If there’s any time of year when consumerism goes into overdrive, it’s Christmas.
When the very first Christmas card was printed in December 1843 at the request of Sir Henry Cole, an Englishman living during the reign of Queen Victoria, who would have ever imagined that 165 years later an estimated 5 billion Christmas cards would be sent each year worldwide?
It’s not only greeting card sales that have increased exponentially. The billions spent on Christmas shopping makes it the top profit-making period in the year for many retailers. In fact, “Christmas” seems to start earlier each year, reflecting the ever-increasing drive for profits. In some countries it’s now not uncommon to find Christmas items on sale in September.
There is no shortage of ideas for presents for our children, parents, sweethearts, spouses, friends, colleagues … and ourselves, of course. We are barraged by advertisements. Corporations carefully time the release of their newest gadgets, limiting supply to ensure high demand.
Some people argue that consumerism, which is prevalent throughout the year but reaches its zenith at Christmas, is necessary for the economy. If we didn’t keep buying so much, factories would close and jobs would be lost. Others argue that it’s only reasonable to take advantage of the wide array of items that have been designed to improve our standard of living.
On the other hand, while consumerism may be a fixture of modern life, it shouldn’t rule our desires and attitudes or overly influence the way we spend our time and money—or holidays. “Things” shouldn’t become so important that they distract or take away from the things that give true meaning to life.
“One’s life does not consist in the abundance of the things he possesses.” 1 “Do not love the world or anything in the world. The world and its desires pass away, but the [person] who does the will of God lives forever.” 2 “Do not lay up for yourselves treasures on earth, but lay up treasures in Heaven.” 3 “Seek first the kingdom of God and His righteousness, and all these things [the necessities of life] shall be added to you.” 4
To many of us, what we buy, where we shop, how often we shop, how much we have to spend, and how our buying affects others’ perception of us means a great deal—in many cases probably too much.
According to British psychologist Oliver James, “We have become addicted to having rather than being and confusing our needs with our wants. Studies show that if you place high value on those things, you are more likely to suffer depression, anxiety, addictions, and personality disorders. We cannot carry on consuming in this manner and feel confident our great-grandchildren have any future.”5
The issue is not whether we have one car or three, or whether or not we own the latest 3G mobile phone, laptop computer, or iPod. Nor is it whether we shop at a designer store or hunt for used bargains on eBay. What matters is not the content of our closet or garage, but the content of our lives.
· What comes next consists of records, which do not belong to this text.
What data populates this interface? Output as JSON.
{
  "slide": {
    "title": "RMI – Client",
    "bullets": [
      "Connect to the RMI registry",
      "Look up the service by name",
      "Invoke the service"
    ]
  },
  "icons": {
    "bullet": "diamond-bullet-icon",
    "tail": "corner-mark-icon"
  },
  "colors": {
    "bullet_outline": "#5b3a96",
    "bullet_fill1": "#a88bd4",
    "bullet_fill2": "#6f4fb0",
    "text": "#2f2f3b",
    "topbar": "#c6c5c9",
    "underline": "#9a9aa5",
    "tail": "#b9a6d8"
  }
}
Are we laying up our treasures on earth or in Heaven?
In this season of glittering enticements, let’s keep our priorities straight and remember that the most worthwhile gifts we can share with others are our love, time, and concern.
Abi F. May is a member of the Family International in England.
1 Luke 12:15
2 1 John 2:15,17 NIV
3 Matthew 6:19–20
4 Matthew 6:33
5 James, Oliver (2007). Affluenza. Vermillion.